And, of course, McDonald's is decreasing the percentage of stores directly under its control over time. It has been actively franchising some of its company-owned locations over the past three years since coming out of the financial crisis, and the company is investing $3 billion this year to open 1,500 new stores. Directionally speaking, McDonald's is continuing to reduce the number of company-owned locations that are going to contribute to its overall earnings.
When discussions of McDonald's as an investment come up on Seeking Alpha, many investors and commenters seem to indicate that the future outlook of the minimum wage factors into their personal calculus of whether McDonald's ought to be an investment going forward. But when you study the actual corporate structure of McDonald's, you will see that the company heavily insulates itself from directly assuming the costs of minimum wage increases. Only about a third of the company's revenue comes from the U.S., and that figure is declining. Only one of five McDonald's stores are actually operated by McDonald's, and that figure is declining as well. For people concerned about the effect of minimum wage increases on McDonald's, it is a modest headwind. There are only 6,700 stores where the rise in minimum wage must be borne directly. For McDonald's' long-term shareholders, a minimum wage increase would be nothing more than a glorified rounding error in affecting the firm's profitability.
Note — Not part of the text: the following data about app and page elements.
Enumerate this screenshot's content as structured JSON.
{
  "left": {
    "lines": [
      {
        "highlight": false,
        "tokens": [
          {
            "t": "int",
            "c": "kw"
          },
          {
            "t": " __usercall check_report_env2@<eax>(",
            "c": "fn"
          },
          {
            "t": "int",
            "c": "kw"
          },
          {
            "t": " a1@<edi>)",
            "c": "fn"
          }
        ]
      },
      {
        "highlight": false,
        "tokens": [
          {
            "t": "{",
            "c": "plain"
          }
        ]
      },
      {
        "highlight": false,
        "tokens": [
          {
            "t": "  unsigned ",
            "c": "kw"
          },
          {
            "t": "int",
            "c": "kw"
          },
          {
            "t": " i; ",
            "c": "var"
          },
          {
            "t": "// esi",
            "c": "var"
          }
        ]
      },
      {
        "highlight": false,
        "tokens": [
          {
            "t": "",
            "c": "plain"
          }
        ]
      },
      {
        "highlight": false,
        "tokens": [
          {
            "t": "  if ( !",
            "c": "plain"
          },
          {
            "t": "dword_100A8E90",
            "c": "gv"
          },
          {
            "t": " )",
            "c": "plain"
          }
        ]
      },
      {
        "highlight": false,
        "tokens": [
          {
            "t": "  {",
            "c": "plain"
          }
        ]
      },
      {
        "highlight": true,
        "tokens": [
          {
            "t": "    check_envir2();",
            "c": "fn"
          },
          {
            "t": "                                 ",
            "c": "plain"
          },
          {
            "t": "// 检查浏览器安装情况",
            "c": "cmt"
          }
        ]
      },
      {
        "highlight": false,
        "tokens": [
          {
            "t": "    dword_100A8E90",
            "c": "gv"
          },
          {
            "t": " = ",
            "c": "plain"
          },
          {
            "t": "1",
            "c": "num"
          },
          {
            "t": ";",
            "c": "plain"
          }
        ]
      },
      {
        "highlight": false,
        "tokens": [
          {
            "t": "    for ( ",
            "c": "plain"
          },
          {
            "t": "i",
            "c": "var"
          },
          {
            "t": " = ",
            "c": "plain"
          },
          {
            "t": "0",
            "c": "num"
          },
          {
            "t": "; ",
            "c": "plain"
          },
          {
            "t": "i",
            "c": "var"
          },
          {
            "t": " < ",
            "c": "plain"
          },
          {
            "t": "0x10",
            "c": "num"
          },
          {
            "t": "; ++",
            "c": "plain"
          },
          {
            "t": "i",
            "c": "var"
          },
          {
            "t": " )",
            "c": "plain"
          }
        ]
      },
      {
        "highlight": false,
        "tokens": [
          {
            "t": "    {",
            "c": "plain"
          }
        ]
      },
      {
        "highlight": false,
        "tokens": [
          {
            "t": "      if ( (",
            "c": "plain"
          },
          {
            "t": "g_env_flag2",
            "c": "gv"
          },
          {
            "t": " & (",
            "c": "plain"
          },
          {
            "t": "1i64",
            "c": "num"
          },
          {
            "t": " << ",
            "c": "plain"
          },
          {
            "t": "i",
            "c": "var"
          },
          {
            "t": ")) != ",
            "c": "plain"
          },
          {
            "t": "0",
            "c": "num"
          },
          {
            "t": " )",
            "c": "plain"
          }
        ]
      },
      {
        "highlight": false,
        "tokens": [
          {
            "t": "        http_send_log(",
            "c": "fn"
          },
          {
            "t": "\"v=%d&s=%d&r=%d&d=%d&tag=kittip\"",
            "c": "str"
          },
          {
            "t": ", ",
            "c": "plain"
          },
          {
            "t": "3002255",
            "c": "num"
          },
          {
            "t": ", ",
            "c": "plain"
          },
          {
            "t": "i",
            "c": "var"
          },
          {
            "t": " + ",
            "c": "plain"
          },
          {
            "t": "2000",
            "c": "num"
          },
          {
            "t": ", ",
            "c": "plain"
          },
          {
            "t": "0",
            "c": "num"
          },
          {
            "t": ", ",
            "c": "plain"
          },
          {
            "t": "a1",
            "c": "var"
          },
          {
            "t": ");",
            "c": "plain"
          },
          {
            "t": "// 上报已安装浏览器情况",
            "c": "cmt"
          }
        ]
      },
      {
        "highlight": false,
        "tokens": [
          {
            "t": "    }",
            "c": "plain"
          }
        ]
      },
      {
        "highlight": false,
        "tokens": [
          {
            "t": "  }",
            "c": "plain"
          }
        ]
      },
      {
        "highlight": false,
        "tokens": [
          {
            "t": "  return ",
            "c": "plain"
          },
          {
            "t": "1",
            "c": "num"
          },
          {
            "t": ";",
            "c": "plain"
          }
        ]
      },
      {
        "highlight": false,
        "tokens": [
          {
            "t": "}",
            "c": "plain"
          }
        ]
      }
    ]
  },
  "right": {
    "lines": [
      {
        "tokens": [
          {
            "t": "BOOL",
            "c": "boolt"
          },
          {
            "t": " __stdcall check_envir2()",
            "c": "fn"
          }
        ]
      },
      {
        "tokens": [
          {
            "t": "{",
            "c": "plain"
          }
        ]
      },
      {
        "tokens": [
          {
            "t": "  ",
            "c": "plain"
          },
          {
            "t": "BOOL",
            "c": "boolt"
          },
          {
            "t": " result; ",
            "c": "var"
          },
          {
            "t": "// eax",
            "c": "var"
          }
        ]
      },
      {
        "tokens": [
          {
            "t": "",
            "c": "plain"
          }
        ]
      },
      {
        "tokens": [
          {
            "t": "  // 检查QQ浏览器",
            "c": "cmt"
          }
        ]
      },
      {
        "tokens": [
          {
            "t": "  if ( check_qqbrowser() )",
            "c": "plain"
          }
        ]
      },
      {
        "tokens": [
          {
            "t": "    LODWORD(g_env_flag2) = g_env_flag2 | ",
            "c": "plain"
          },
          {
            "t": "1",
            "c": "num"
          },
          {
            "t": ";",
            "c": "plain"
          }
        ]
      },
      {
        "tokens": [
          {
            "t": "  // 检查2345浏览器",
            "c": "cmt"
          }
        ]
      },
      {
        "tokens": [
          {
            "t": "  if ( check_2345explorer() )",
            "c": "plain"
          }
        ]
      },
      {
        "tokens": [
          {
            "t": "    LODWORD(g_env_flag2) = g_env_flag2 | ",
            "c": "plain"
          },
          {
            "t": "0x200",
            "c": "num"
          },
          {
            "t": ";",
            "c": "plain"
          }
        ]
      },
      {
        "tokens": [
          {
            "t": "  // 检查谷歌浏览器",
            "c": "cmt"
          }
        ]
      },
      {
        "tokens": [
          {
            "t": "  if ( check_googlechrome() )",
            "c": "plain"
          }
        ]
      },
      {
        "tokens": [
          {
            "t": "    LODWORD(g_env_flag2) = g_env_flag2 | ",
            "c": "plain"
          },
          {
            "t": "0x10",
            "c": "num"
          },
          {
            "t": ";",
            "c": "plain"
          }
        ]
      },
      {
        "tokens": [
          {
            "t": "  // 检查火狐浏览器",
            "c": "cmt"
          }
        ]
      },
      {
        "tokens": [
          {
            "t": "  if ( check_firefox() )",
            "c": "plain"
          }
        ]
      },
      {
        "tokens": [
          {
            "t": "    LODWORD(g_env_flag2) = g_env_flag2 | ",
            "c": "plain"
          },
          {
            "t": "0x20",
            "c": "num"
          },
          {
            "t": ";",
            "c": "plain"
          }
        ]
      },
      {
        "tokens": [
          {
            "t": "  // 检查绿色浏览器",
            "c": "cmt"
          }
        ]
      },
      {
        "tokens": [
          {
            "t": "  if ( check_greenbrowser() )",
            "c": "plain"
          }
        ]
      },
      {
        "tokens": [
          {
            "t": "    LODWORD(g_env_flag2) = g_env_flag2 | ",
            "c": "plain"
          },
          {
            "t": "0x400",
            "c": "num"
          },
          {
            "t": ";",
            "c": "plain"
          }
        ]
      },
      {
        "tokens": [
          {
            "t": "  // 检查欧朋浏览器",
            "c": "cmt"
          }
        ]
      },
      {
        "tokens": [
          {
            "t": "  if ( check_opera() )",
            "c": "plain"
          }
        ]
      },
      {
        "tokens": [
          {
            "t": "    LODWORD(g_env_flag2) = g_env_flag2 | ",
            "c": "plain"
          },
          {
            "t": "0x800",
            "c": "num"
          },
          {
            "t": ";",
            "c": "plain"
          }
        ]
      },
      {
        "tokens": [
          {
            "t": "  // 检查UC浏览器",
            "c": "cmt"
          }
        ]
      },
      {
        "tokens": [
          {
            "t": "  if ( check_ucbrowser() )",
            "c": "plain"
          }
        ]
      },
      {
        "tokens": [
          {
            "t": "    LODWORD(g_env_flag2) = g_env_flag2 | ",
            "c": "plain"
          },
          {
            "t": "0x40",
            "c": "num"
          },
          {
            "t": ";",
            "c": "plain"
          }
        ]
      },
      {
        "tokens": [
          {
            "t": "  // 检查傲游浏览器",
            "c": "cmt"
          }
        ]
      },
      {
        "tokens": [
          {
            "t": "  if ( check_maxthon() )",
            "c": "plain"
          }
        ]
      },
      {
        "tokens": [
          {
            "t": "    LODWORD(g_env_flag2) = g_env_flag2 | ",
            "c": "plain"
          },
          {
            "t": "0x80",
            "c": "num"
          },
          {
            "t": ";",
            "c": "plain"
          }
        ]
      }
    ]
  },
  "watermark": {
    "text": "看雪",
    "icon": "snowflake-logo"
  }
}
Disclosure: I am long MCD. I wrote this article myself, and it expresses my own opinions. I am not receiving compensation for it (other than from Seeking Alpha). I have no business relationship with any company whose stock is mentioned in this article.